Nigeria is one of the top three economies attracting FDI to the African continent. Today, it is behind Ethiopia and Egypt.
The country is regarded as a promising pole of growth, which prompts numerous investors to support the economy. In particular, oil and gas, energy, and construction are appealing to the international investor audience.
Reasons for Concern
As an oil exporter, Nigeria has been hit hard by the consequences of the pandemic. However, even before 2020, it was grappling with the effects of the oil countershock.
As per the UNCTAD 2020 World Investment Report, the country received $3.3 billion in foreign direct investment in 2019.
The flow almost halved in comparison with 2018, when it stood at $6.4 billion. The downtrend reflected the effects of austerity measures.
However, the government has been taking steps to diversify its sources of revenue and boost the country’s appeal to foreign investors.
In 2019, the country received $98.6 billion in FDI stock. Predominantly, support came from the United States, the United Kingdom, China, France, and the Netherlands.
The country has also seen a rise in Greenfield Investments — from 57 to 76 projects since 2018. The value of these Investments increased from roughly $8 billion to over $10 billion.
Diversification Efforts So Far
Nigeria is overly dependent on its oil reserves, which means that every decrease in oil prices directly affects its economy. The government realises the inadequacy of the system and aims to diversify it.
It is possible through the creation of a competitive manufacturing sector, which will improve efficiency and enable the integration of the local economy into global value chains.
The recently established Federal Ministry of Industry, Trade, and Investment reflects the focus on merging of the three domains. Their effective coordination will contribute to the improvement of the overall environment for trading and investment.
Nigeria attracts foreign investors because of its significant fossil fuel reserves, low labour costs, favourable taxation system, and partially privatised economy.
However, there are still multiple challenges hampering FDI growth. Instability of the political system, corruption, and lack of infrastructure limit the potential. The local system is also highly bureaucratic, which hurts the country’s image.
The World Bank’s 2020 edition of Doing Business Report offers important insights into local FDI. Doing business in Nigeria is fairly complicated — in terms of ease, it ranks just 131st globally. Still, this reflects improvement since the previous year, as the 2019 edition only placed the country in the 146th position.

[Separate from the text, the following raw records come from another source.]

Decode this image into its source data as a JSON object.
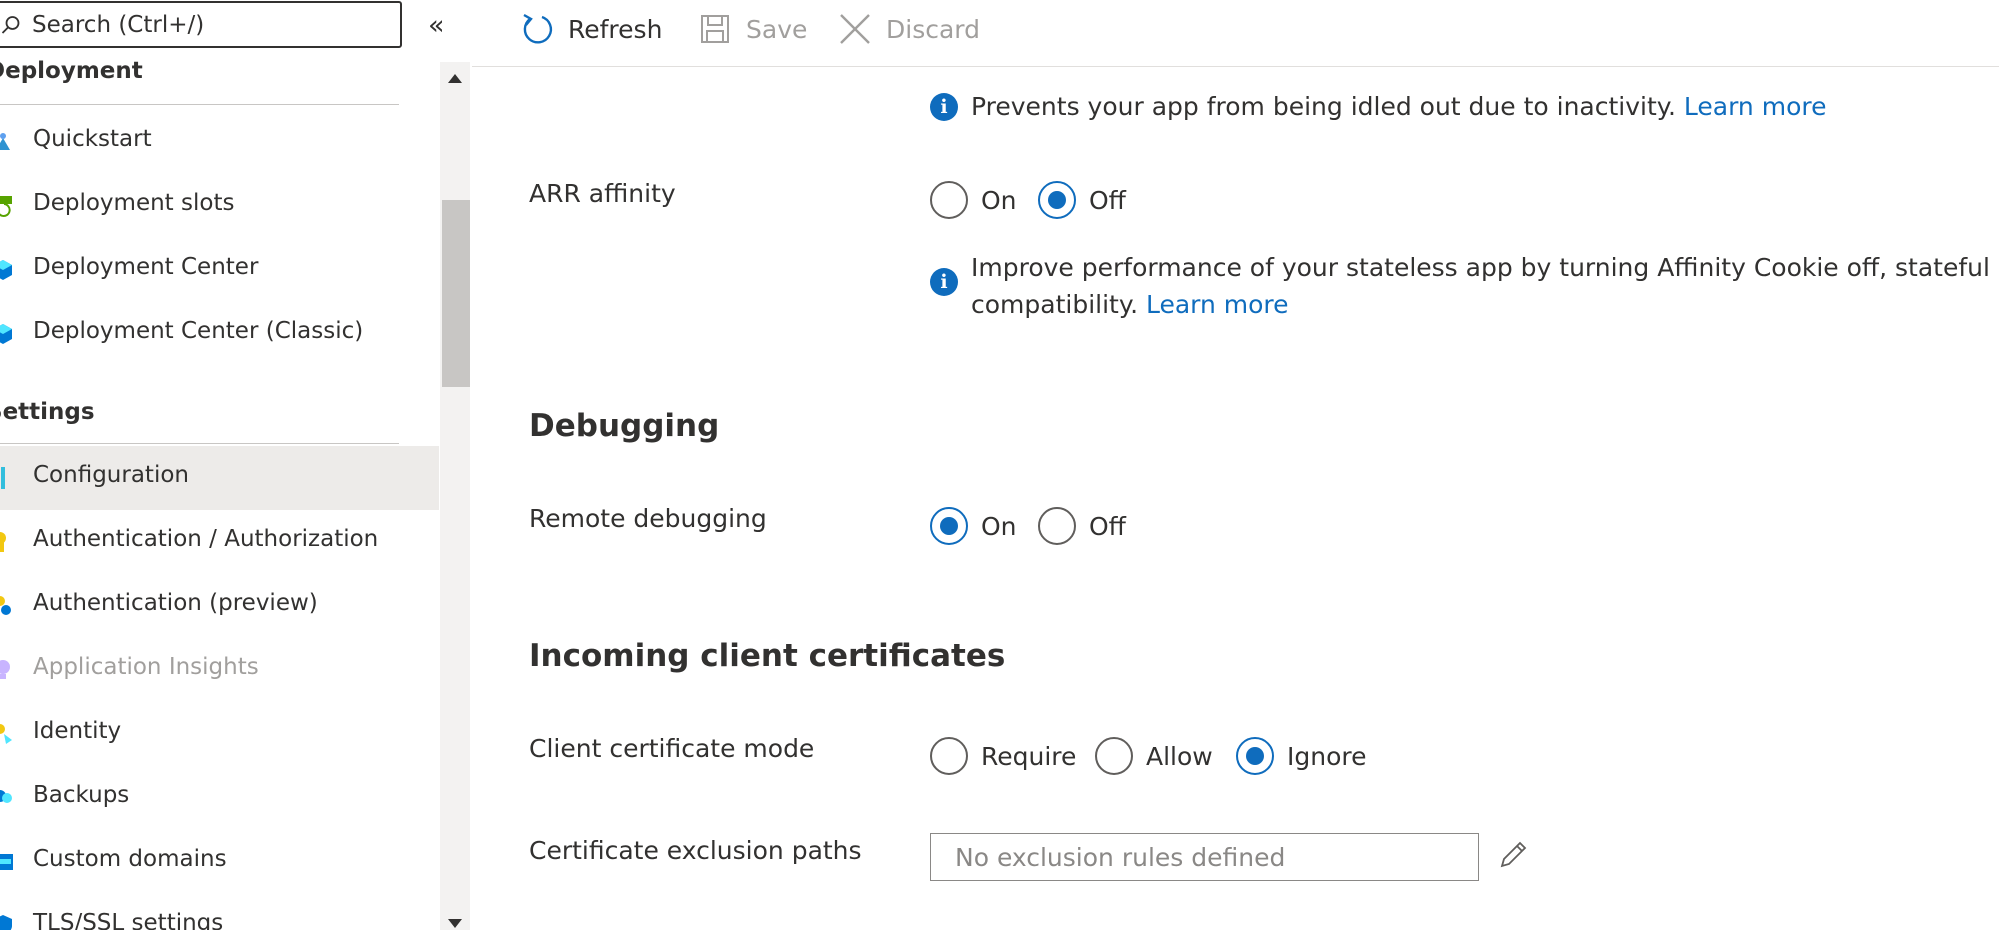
{
  "search": {
    "placeholder": "Search (Ctrl+/)"
  },
  "sidebar": {
    "collapse_glyph": "«",
    "sections": [
      {
        "title": "Deployment"
      },
      {
        "title": "Settings"
      }
    ],
    "items": [
      {
        "label": "Quickstart",
        "icon": "quickstart-icon",
        "color": "#2f93d1"
      },
      {
        "label": "Deployment slots",
        "icon": "deployment-slots-icon",
        "color": "#57a300"
      },
      {
        "label": "Deployment Center",
        "icon": "deployment-center-icon",
        "color": "#0078d4"
      },
      {
        "label": "Deployment Center (Classic)",
        "icon": "deployment-center-classic-icon",
        "color": "#0078d4"
      },
      {
        "label": "Configuration",
        "icon": "configuration-icon",
        "color": "#32bedd",
        "selected": true
      },
      {
        "label": "Authentication / Authorization",
        "icon": "auth-icon",
        "color": "#f2c811"
      },
      {
        "label": "Authentication (preview)",
        "icon": "auth-preview-icon",
        "color": "#f2c811"
      },
      {
        "label": "Application Insights",
        "icon": "app-insights-icon",
        "color": "#b4a0ff",
        "disabled": true
      },
      {
        "label": "Identity",
        "icon": "identity-icon",
        "color": "#f2c811"
      },
      {
        "label": "Backups",
        "icon": "backups-icon",
        "color": "#0078d4"
      },
      {
        "label": "Custom domains",
        "icon": "custom-domains-icon",
        "color": "#0078d4"
      },
      {
        "label": "TLS/SSL settings",
        "icon": "tls-ssl-icon",
        "color": "#0078d4"
      }
    ]
  },
  "toolbar": {
    "refresh_label": "Refresh",
    "save_label": "Save",
    "discard_label": "Discard"
  },
  "content": {
    "always_on_info": {
      "text": "Prevents your app from being idled out due to inactivity. ",
      "link": "Learn more"
    },
    "arr_affinity": {
      "label": "ARR affinity",
      "options": [
        "On",
        "Off"
      ],
      "selected": "Off",
      "info_line1": "Improve performance of your stateless app by turning Affinity Cookie off, stateful ap",
      "info_line2": "compatibility. ",
      "info_link": "Learn more"
    },
    "debugging": {
      "title": "Debugging",
      "remote_label": "Remote debugging",
      "options": [
        "On",
        "Off"
      ],
      "selected": "On"
    },
    "certificates": {
      "title": "Incoming client certificates",
      "mode_label": "Client certificate mode",
      "options": [
        "Require",
        "Allow",
        "Ignore"
      ],
      "selected": "Ignore",
      "exclusion_label": "Certificate exclusion paths",
      "exclusion_placeholder": "No exclusion rules defined"
    }
  },
  "colors": {
    "accent": "#0f6cbd",
    "text": "#323130",
    "disabled": "#a19f9d",
    "selected_bg": "#edebe9"
  }
}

Main Improvements So Far
In recent years, Nigeria has seen considerable improvement in several ranking subcategories. These concern launching of businesses, construction permits, provision of electricity, property registration, contract enforcement, and trading across borders.
This was the second time the country became one of the top 10 performers. It has been receiving investment flows from large US-based companies like Facebook and Uber. Emergent Payments and Meltwater Group have also been involved. China was the second-biggest investor. Its primary interest is in textiles, vehicles, and aerospace.
New opportunities for local residents have emerged. The country comes second after South Africa in terms of Forex trading.
Local residents are increasingly involved in fx trading in Nigeria and other countries. They buy and sell currencies online in global foreign exchange. And the presence of global brokers like Forextime stimulates this growth.
Key Strengths of Nigeria As FDI Location
Here is why the country is attractive to foreign investors today. Aside from being the most populous on the continent, it boasts of:
- vast domestic market;
- the highest GDP in Africa;
- substantial fossil fuel reserves;
- considerable agricultural potential;
- relatively modest debt, both public and external;
- a far-reaching economic liberalisation policy, including the government’s promotion of public-private partnerships and strategic alliances with companies abroad.
Key Weaknesses of Nigeria As FDI Location
The country has important obstacles preventing further growth of FDI. In 2021, these include the following.
- Inadequate development of energy and transport infrastructure, which increases operating costs.
- Inadequacies of the local judicial system, which creates obstacles for dispute settlement.
- Economic vulnerability to market volatility as a result of dependence on oil and gas exports (hydrocarbons account for over 90% of export revenue).
- Profound divisions within the country (religious, ethnic, and regional) reflected in the behaviour of tribal and state authorities. This threatens political stability and hampers progress on the federal level.
- Lack of security, particularly due to the activity of the Boko Haram extremist group.
Nigeria as FDI Location
Although Nigeria has made considerable progress over the past years, there are still many obstacles to FDI growth. Dependence on oil exports is the strongest deterrent. Until the country improves infrastructure, makes the legal system more efficient, and remedies ideological divisions, the growth of FDI will be limited.